## Input material

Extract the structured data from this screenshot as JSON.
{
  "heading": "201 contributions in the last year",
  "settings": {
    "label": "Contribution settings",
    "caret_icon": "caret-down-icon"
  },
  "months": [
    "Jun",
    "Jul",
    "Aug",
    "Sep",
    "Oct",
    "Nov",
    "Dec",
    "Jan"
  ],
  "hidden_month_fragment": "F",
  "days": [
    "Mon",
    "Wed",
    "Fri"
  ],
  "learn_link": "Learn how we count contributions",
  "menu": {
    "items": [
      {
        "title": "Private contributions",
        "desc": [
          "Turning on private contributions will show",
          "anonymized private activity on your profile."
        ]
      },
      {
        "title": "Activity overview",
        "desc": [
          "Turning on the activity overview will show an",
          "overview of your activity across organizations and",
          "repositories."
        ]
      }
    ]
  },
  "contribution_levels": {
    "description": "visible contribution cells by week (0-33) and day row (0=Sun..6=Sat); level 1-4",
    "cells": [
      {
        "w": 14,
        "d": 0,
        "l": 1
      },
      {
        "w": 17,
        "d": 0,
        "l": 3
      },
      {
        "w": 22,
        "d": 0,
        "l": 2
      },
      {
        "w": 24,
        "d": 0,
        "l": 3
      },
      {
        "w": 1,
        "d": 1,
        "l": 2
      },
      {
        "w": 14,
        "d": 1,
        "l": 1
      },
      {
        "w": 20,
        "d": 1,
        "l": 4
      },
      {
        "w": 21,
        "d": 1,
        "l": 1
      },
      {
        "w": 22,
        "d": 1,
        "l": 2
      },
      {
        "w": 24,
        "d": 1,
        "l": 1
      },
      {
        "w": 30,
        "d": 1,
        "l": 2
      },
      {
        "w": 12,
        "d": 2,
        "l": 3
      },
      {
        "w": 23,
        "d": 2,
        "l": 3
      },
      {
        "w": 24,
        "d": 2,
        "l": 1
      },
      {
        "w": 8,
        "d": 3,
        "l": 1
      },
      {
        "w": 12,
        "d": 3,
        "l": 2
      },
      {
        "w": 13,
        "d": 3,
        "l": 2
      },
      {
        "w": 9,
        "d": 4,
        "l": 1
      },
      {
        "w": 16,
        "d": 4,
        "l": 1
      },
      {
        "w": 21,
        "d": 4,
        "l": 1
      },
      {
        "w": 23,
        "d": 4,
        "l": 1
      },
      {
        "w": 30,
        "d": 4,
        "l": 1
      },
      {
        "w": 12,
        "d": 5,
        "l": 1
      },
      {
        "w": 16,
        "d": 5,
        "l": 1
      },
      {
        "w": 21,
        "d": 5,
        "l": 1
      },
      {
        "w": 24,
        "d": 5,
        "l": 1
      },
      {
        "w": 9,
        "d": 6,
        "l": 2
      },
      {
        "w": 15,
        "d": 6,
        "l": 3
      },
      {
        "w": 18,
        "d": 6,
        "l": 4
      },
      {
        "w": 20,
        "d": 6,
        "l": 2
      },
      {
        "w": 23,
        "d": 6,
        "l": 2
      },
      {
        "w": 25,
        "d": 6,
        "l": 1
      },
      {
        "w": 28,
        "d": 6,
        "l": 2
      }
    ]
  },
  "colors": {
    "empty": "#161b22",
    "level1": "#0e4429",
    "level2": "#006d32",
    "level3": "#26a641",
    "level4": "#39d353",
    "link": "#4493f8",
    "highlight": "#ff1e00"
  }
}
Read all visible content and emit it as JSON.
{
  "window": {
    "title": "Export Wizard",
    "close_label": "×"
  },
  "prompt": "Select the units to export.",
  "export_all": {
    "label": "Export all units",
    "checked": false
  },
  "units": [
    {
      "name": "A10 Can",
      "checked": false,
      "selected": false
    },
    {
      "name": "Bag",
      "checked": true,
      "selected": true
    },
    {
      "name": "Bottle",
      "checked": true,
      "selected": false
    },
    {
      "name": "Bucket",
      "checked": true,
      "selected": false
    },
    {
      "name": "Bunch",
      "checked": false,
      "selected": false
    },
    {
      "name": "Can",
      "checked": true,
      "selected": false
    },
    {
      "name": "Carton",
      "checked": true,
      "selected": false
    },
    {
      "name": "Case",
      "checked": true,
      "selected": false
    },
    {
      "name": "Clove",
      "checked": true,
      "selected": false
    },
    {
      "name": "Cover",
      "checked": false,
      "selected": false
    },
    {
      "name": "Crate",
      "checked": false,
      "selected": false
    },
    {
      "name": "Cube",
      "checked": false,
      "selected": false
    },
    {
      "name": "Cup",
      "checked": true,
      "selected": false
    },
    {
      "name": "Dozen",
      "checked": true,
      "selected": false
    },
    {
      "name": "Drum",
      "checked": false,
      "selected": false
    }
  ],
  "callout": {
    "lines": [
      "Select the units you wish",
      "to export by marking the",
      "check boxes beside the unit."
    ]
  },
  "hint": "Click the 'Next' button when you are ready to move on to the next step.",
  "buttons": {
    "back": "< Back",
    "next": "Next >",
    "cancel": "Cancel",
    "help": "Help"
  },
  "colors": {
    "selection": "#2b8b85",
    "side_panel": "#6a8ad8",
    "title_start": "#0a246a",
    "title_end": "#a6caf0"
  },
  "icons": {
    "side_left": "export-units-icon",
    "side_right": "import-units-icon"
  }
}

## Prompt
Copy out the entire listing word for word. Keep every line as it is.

## Result of the exercise
Extract the structured data from this screenshot as JSON.
{
  "heading": "201 contributions in the last year",
  "settings": {
    "label": "Contribution settings",
    "caret_icon": "caret-down-icon"
  },
  "months": [
    "Jun",
    "Jul",
    "Aug",
    "Sep",
    "Oct",
    "Nov",
    "Dec",
    "Jan"
  ],
  "hidden_month_fragment": "F",
  "days": [
    "Mon",
    "Wed",
    "Fri"
  ],
  "learn_link": "Learn how we count contributions",
  "menu": {
    "items": [
      {
        "title": "Private contributions",
        "desc": [
          "Turning on private contributions will show",
          "anonymized private activity on your profile."
        ]
      },
      {
        "title": "Activity overview",
        "desc": [
          "Turning on the activity overview will show an",
          "overview of your activity across organizations and",
          "repositories."
        ]
      }
    ]
  },
  "contribution_levels": {
    "description": "visible contribution cells by week (0-33) and day row (0=Sun..6=Sat); level 1-4",
    "cells": [
      {
        "w": 14,
        "d": 0,
        "l": 1
      },
      {
        "w": 17,
        "d": 0,
        "l": 3
      },
      {
        "w": 22,
        "d": 0,
        "l": 2
      },
      {
        "w": 24,
        "d": 0,
        "l": 3
      },
      {
        "w": 1,
        "d": 1,
        "l": 2
      },
      {
        "w": 14,
        "d": 1,
        "l": 1
      },
      {
        "w": 20,
        "d": 1,
        "l": 4
      },
      {
        "w": 21,
        "d": 1,
        "l": 1
      },
      {
        "w": 22,
        "d": 1,
        "l": 2
      },
      {
        "w": 24,
        "d": 1,
        "l": 1
      },
      {
        "w": 30,
        "d": 1,
        "l": 2
      },
      {
        "w": 12,
        "d": 2,
        "l": 3
      },
      {
        "w": 23,
        "d": 2,
        "l": 3
      },
      {
        "w": 24,
        "d": 2,
        "l": 1
      },
      {
        "w": 8,
        "d": 3,
        "l": 1
      },
      {
        "w": 12,
        "d": 3,
        "l": 2
      },
      {
        "w": 13,
        "d": 3,
        "l": 2
      },
      {
        "w": 9,
        "d": 4,
        "l": 1
      },
      {
        "w": 16,
        "d": 4,
        "l": 1
      },
      {
        "w": 21,
        "d": 4,
        "l": 1
      },
      {
        "w": 23,
        "d": 4,
        "l": 1
      },
      {
        "w": 30,
        "d": 4,
        "l": 1
      },
      {
        "w": 12,
        "d": 5,
        "l": 1
      },
      {
        "w": 16,
        "d": 5,
        "l": 1
      },
      {
        "w": 21,
        "d": 5,
        "l": 1
      },
      {
        "w": 24,
        "d": 5,
        "l": 1
      },
      {
        "w": 9,
        "d": 6,
        "l": 2
      },
      {
        "w": 15,
        "d": 6,
        "l": 3
      },
      {
        "w": 18,
        "d": 6,
        "l": 4
      },
      {
        "w": 20,
        "d": 6,
        "l": 2
      },
      {
        "w": 23,
        "d": 6,
        "l": 2
      },
      {
        "w": 25,
        "d": 6,
        "l": 1
      },
      {
        "w": 28,
        "d": 6,
        "l": 2
      }
    ]
  },
  "colors": {
    "empty": "#161b22",
    "level1": "#0e4429",
    "level2": "#006d32",
    "level3": "#26a641",
    "level4": "#39d353",
    "link": "#4493f8",
    "highlight": "#ff1e00"
  }
}
Read all visible content and emit it as JSON.
{
  "window": {
    "title": "Export Wizard",
    "close_label": "×"
  },
  "prompt": "Select the units to export.",
  "export_all": {
    "label": "Export all units",
    "checked": false
  },
  "units": [
    {
      "name": "A10 Can",
      "checked": false,
      "selected": false
    },
    {
      "name": "Bag",
      "checked": true,
      "selected": true
    },
    {
      "name": "Bottle",
      "checked": true,
      "selected": false
    },
    {
      "name": "Bucket",
      "checked": true,
      "selected": false
    },
    {
      "name": "Bunch",
      "checked": false,
      "selected": false
    },
    {
      "name": "Can",
      "checked": true,
      "selected": false
    },
    {
      "name": "Carton",
      "checked": true,
      "selected": false
    },
    {
      "name": "Case",
      "checked": true,
      "selected": false
    },
    {
      "name": "Clove",
      "checked": true,
      "selected": false
    },
    {
      "name": "Cover",
      "checked": false,
      "selected": false
    },
    {
      "name": "Crate",
      "checked": false,
      "selected": false
    },
    {
      "name": "Cube",
      "checked": false,
      "selected": false
    },
    {
      "name": "Cup",
      "checked": true,
      "selected": false
    },
    {
      "name": "Dozen",
      "checked": true,
      "selected": false
    },
    {
      "name": "Drum",
      "checked": false,
      "selected": false
    }
  ],
  "callout": {
    "lines": [
      "Select the units you wish",
      "to export by marking the",
      "check boxes beside the unit."
    ]
  },
  "hint": "Click the 'Next' button when you are ready to move on to the next step.",
  "buttons": {
    "back": "< Back",
    "next": "Next >",
    "cancel": "Cancel",
    "help": "Help"
  },
  "colors": {
    "selection": "#2b8b85",
    "side_panel": "#6a8ad8",
    "title_start": "#0a246a",
    "title_end": "#a6caf0"
  },
  "icons": {
    "side_left": "export-units-icon",
    "side_right": "import-units-icon"
  }
}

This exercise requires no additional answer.